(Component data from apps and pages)
========

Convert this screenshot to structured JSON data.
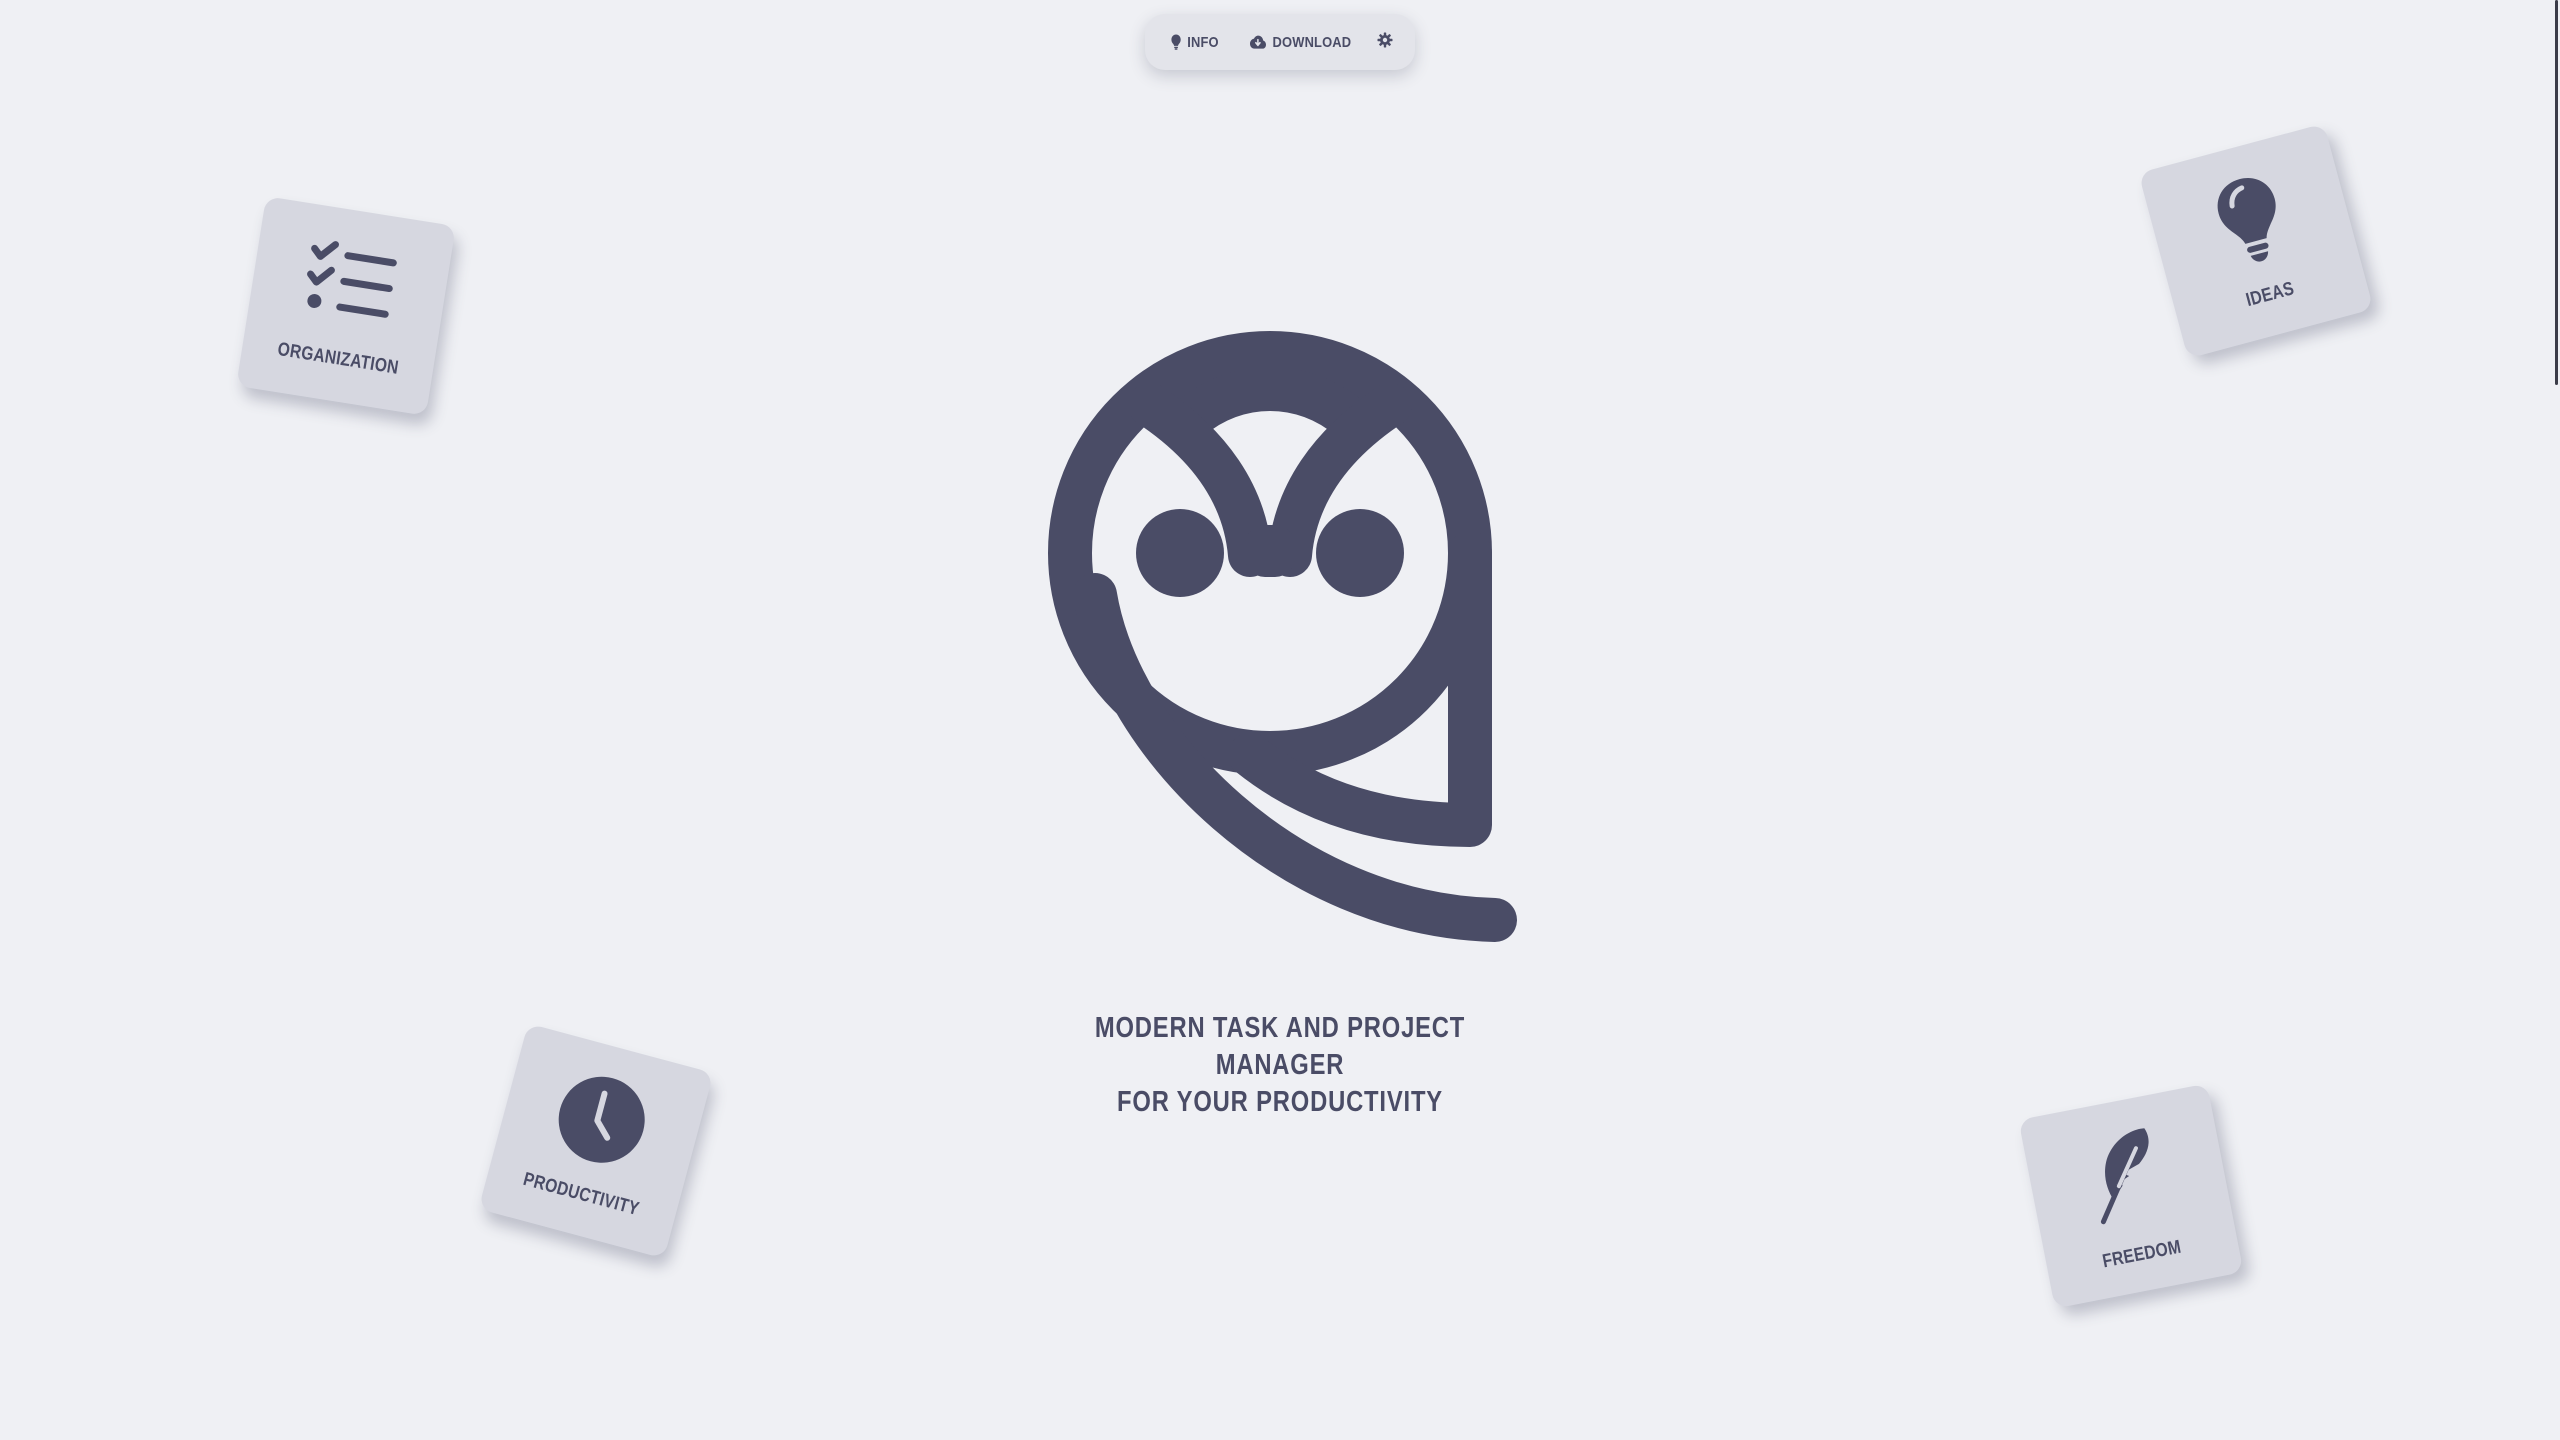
{
  "nav": {
    "info_label": "INFO",
    "download_label": "DOWNLOAD",
    "info_icon": "lightbulb-icon",
    "download_icon": "cloud-download-icon",
    "settings_icon": "gear-icon"
  },
  "cards": {
    "organization": {
      "label": "ORGANIZATION",
      "icon": "checklist-icon"
    },
    "ideas": {
      "label": "IDEAS",
      "icon": "lightbulb-icon"
    },
    "productivity": {
      "label": "PRODUCTIVITY",
      "icon": "clock-icon"
    },
    "freedom": {
      "label": "FREEDOM",
      "icon": "feather-icon"
    }
  },
  "hero": {
    "logo_icon": "owl-logo-icon",
    "tagline_line1": "MODERN TASK AND PROJECT MANAGER",
    "tagline_line2": "FOR YOUR PRODUCTIVITY"
  },
  "colors": {
    "background": "#eff0f4",
    "primary": "#4a4c66",
    "card": "#d6d7e0"
  }
}
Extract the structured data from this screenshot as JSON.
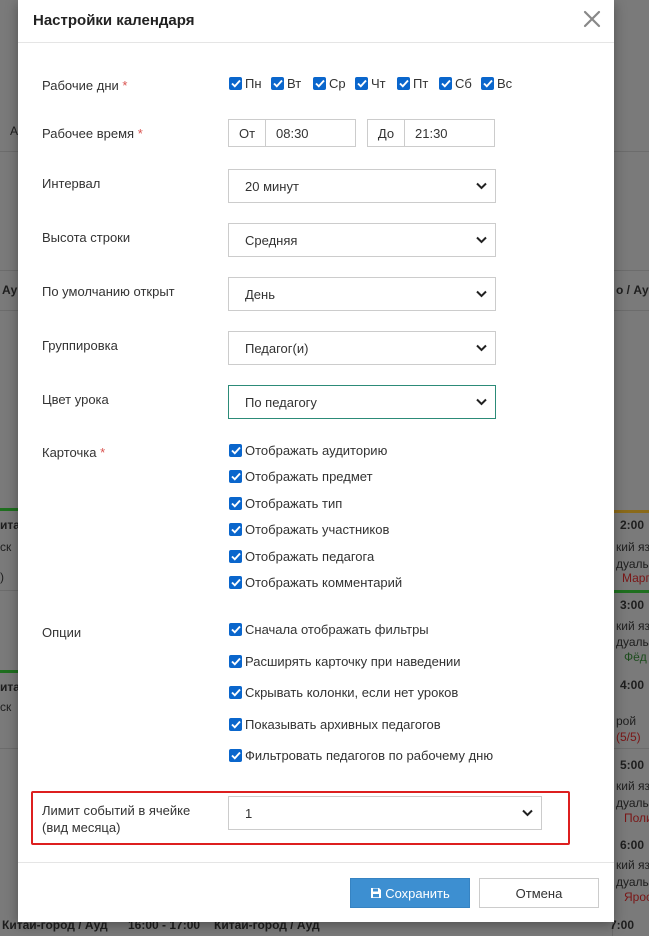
{
  "background": {
    "fragments": [
      "Ау",
      "А",
      "о / Ау",
      "ита",
      "ск",
      ")",
      "ита",
      "ск",
      "2:00",
      "кий яз",
      "дуалы",
      "Марг",
      "3:00",
      "кий яз",
      "дуаль",
      "Фёд",
      "4:00",
      "рой",
      "(5/5)",
      "5:00",
      "кий яз",
      "дуаль",
      "Поли",
      "6:00",
      "кий яз",
      "дуаль",
      "Ярос",
      "7:00",
      "Китай-город / Ауд",
      "16:00 - 17:00",
      "Китай-город / Ауд"
    ]
  },
  "modal": {
    "title": "Настройки календаря",
    "required_mark": "*",
    "workdays": {
      "label": "Рабочие дни",
      "days": [
        "Пн",
        "Вт",
        "Ср",
        "Чт",
        "Пт",
        "Сб",
        "Вс"
      ]
    },
    "worktime": {
      "label": "Рабочее время",
      "from_label": "От",
      "from_value": "08:30",
      "to_label": "До",
      "to_value": "21:30"
    },
    "interval": {
      "label": "Интервал",
      "value": "20 минут"
    },
    "row_height": {
      "label": "Высота строки",
      "value": "Средняя"
    },
    "default_open": {
      "label": "По умолчанию открыт",
      "value": "День"
    },
    "grouping": {
      "label": "Группировка",
      "value": "Педагог(и)"
    },
    "lesson_color": {
      "label": "Цвет урока",
      "value": "По педагогу"
    },
    "card": {
      "label": "Карточка",
      "options": [
        "Отображать аудиторию",
        "Отображать предмет",
        "Отображать тип",
        "Отображать участников",
        "Отображать педагога",
        "Отображать комментарий"
      ]
    },
    "options": {
      "label": "Опции",
      "items": [
        "Сначала отображать фильтры",
        "Расширять карточку при наведении",
        "Скрывать колонки, если нет уроков",
        "Показывать архивных педагогов",
        "Фильтровать педагогов по рабочему дню"
      ]
    },
    "event_limit": {
      "label_line1": "Лимит событий в ячейке",
      "label_line2": "(вид месяца)",
      "value": "1"
    },
    "save_label": "Сохранить",
    "cancel_label": "Отмена"
  },
  "colors": {
    "checkbox": "#0a66cc",
    "primary_button": "#3d8fd1",
    "required": "#d9534f",
    "highlight": "#dd1f1f",
    "focus_border": "#2c8b78"
  }
}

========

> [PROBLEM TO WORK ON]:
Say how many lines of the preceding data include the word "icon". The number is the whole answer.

> [WRITTEN SOLUTION]:
8